Philosophy professor discusses ideas, values of philosopher Elizabeth Anscombe


Alex Plato, assistant professor of philosophy at Franciscan University, spoke Sept. 24 to a group of Franciscan students, sharing the personality and the philosophy of Elizabeth Anscombe, after whom the Anscombe Society is named.

Plato, who holds a doctorate in philosophy, is fascinated by Anscombe, and he even wrote his doctoral dissertation on her ideas. Plato described the Anscombe Society as “a group of people inspired by Anscombe’s view on truth, ethics and human sexuality.”

Plato began his talk by telling stories about Anscombe, a woman whom he described as “brusque,” as she once ate beans right out of a can while giving a talk on the importance of formalities. Another time, when told that she was not allowed to wear pants, she promptly took them off, said Plato.

He said that Anscombe cared deeply about truth and justice and was known for disrupting the activities of abortion clinics.

Anscombe believed that in order to better understand ethics, it is necessary to look at things not as being “right” or “wrong,” “moral” or “immoral,” but rather in terms of what virtues or vices those things foster, explained Plato.

Plato explained that pride is exemplified in vanity and arrogance, and he also discussed ways in which lust disturbs a person’s judgment.

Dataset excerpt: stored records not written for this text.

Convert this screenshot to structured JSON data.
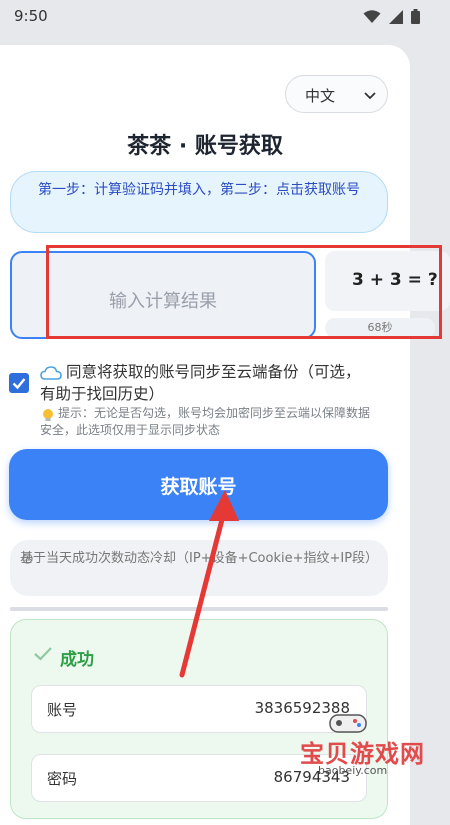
{
  "status": {
    "time": "9:50"
  },
  "lang": {
    "selected": "中文"
  },
  "title": "茶茶 · 账号获取",
  "steps_text": "第一步：计算验证码并填入，第二步：点击获取账号",
  "answer": {
    "placeholder": "输入计算结果"
  },
  "captcha": {
    "question": "3 + 3 = ?",
    "countdown": "68秒"
  },
  "agree": {
    "checked": true,
    "text": "同意将获取的账号同步至云端备份（可选，有助于找回历史）",
    "tip": "提示：无论是否勾选，账号均会加密同步至云端以保障数据安全，此选项仅用于显示同步状态"
  },
  "get_button": "获取账号",
  "cooldown_text": "基于当天成功次数动态冷却（IP+设备+Cookie+指纹+IP段）",
  "result": {
    "title": "成功",
    "account_label": "账号",
    "account_value": "3836592388",
    "password_label": "密码",
    "password_value": "86794343"
  },
  "watermark": {
    "brand": "宝贝游戏网",
    "url": "baobeiy.com"
  },
  "colors": {
    "accent": "#3b82f6",
    "success": "#2e9e47",
    "highlight_box": "#e53935"
  }
}
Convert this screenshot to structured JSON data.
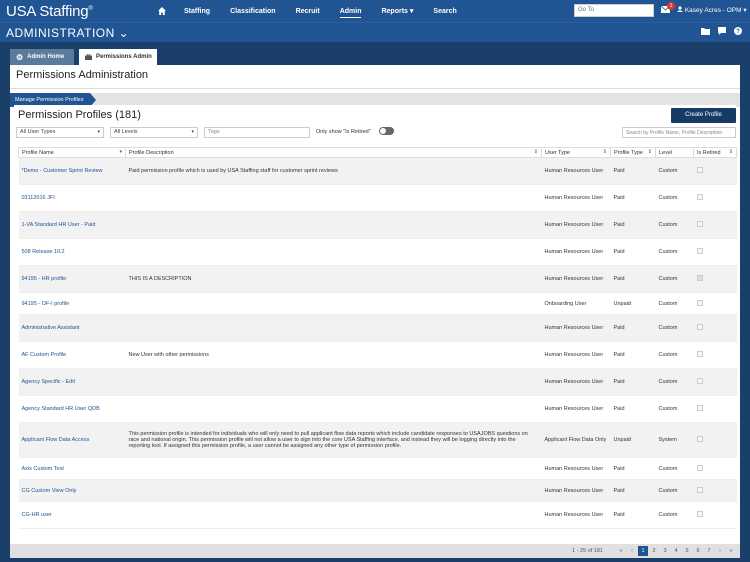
{
  "brand": {
    "name": "USA Staffing",
    "reg": "®"
  },
  "nav": {
    "items": [
      "Staffing",
      "Classification",
      "Recruit",
      "Admin",
      "Reports",
      "Search"
    ],
    "reports_caret": "▾"
  },
  "goto": {
    "placeholder": "Go To"
  },
  "notifications": {
    "count": "1"
  },
  "user": {
    "name": "Kasey Acres - OPM",
    "caret": "▾"
  },
  "admin": {
    "title": "ADMINISTRATION",
    "caret": "⌄"
  },
  "tabs": {
    "home": "Admin Home",
    "perm": "Permissions Admin"
  },
  "page": {
    "title": "Permissions Administration",
    "breadcrumb": "Manage Permission Profiles"
  },
  "profiles": {
    "title": "Permission Profiles (181)",
    "create_label": "Create Profile",
    "filters": {
      "user_types": "All User Types",
      "levels": "All Levels",
      "tags_placeholder": "Tags",
      "retired_label": "Only show \"Is Retired\"",
      "search_placeholder": "Search by Profile Name, Profile Description"
    },
    "columns": [
      "Profile Name",
      "Profile Description",
      "User Type",
      "Profile Type",
      "Level",
      "Is Retired"
    ],
    "rows": [
      {
        "name": "*Demo - Customer Sprint Review",
        "desc": "Paid permission profile which is used by USA Staffing staff for customer sprint reviews",
        "user_type": "Human Resources User",
        "ptype": "Paid",
        "level": "Custom",
        "retired": false
      },
      {
        "name": "03112016 JFI",
        "desc": "",
        "user_type": "Human Resources User",
        "ptype": "Paid",
        "level": "Custom",
        "retired": false
      },
      {
        "name": "1-VA Standard HR User - Paid",
        "desc": "",
        "user_type": "Human Resources User",
        "ptype": "Paid",
        "level": "Custom",
        "retired": false
      },
      {
        "name": "508 Release 10.2",
        "desc": "",
        "user_type": "Human Resources User",
        "ptype": "Paid",
        "level": "Custom",
        "retired": false
      },
      {
        "name": "94195 - HR profile",
        "desc": "THIS IS A DESCRIPTION",
        "user_type": "Human Resources User",
        "ptype": "Paid",
        "level": "Custom",
        "retired": true
      },
      {
        "name": "94195 - OF-I profile",
        "desc": "",
        "user_type": "Onboarding User",
        "ptype": "Unpaid",
        "level": "Custom",
        "retired": false
      },
      {
        "name": "Administrative Assistant",
        "desc": "",
        "user_type": "Human Resources User",
        "ptype": "Paid",
        "level": "Custom",
        "retired": false
      },
      {
        "name": "AF Custom Profile",
        "desc": "New User with other permissions",
        "user_type": "Human Resources User",
        "ptype": "Paid",
        "level": "Custom",
        "retired": false
      },
      {
        "name": "Agency Specific - Edit",
        "desc": "",
        "user_type": "Human Resources User",
        "ptype": "Paid",
        "level": "Custom",
        "retired": false
      },
      {
        "name": "Agency Standard HR User QDB",
        "desc": "",
        "user_type": "Human Resources User",
        "ptype": "Paid",
        "level": "Custom",
        "retired": false
      },
      {
        "name": "Applicant Flow Data Access",
        "desc": "This permission profile is intended for individuals who will only need to pull applicant flow data reports which include candidate responses to USAJOBS questions on race and national origin. This permission profile will not allow a user to sign into the core USA Staffing interface, and instead they will be logging directly into the reporting tool. If assigned this permission profile, a user cannot be assigned any other type of permission profile.",
        "user_type": "Applicant Flow Data Only",
        "ptype": "Unpaid",
        "level": "System",
        "retired": false
      },
      {
        "name": "Axis Custom Test",
        "desc": "",
        "user_type": "Human Resources User",
        "ptype": "Paid",
        "level": "Custom",
        "retired": false
      },
      {
        "name": "CG Custom View Only",
        "desc": "",
        "user_type": "Human Resources User",
        "ptype": "Paid",
        "level": "Custom",
        "retired": false
      },
      {
        "name": "CG-HR user",
        "desc": "",
        "user_type": "Human Resources User",
        "ptype": "Paid",
        "level": "Custom",
        "retired": false
      }
    ]
  },
  "pager": {
    "info": "1 - 25 of 181",
    "pages": [
      "1",
      "2",
      "3",
      "4",
      "5",
      "6",
      "7"
    ],
    "current": "1",
    "first": "«",
    "prev": "‹",
    "next": "›",
    "last": "»"
  },
  "icons": {
    "home": "home-icon",
    "mail": "envelope-icon",
    "user": "user-icon",
    "folder": "folder-icon",
    "chat": "chat-icon",
    "help": "help-icon",
    "gear": "gear-icon",
    "briefcase": "briefcase-icon"
  }
}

“Lust can’t see sexuality correctly,” he said.

He also talked about Anscombe’s idea of mystical values. He said one such value is respect for the human body, as seen in the fact that the dead are not simply set on the curb for the trash collector to pick up. It is not because this is a law, but rather because humans have an innate understanding of the dignity of the human person, said Plato.

Plato said that one reason he loves to talk about Anscombe is that “the best way to compliment a philosopher is to argue with them.”

Students were fascinated to hear Anscombe’s insight on their Catholic values.

“I think this talk offered a unique perspective, and one that will resonate outside of the hill of Franciscan,” said student Alex Anderson.

The Anscombe Society meets on a weekly basis.

“Each week, we discuss an article related to family, marriage and sexual integrity,” said Anscombe Society president Pablo Boteyo.

Plato’s lecture was sponsored by Student Government.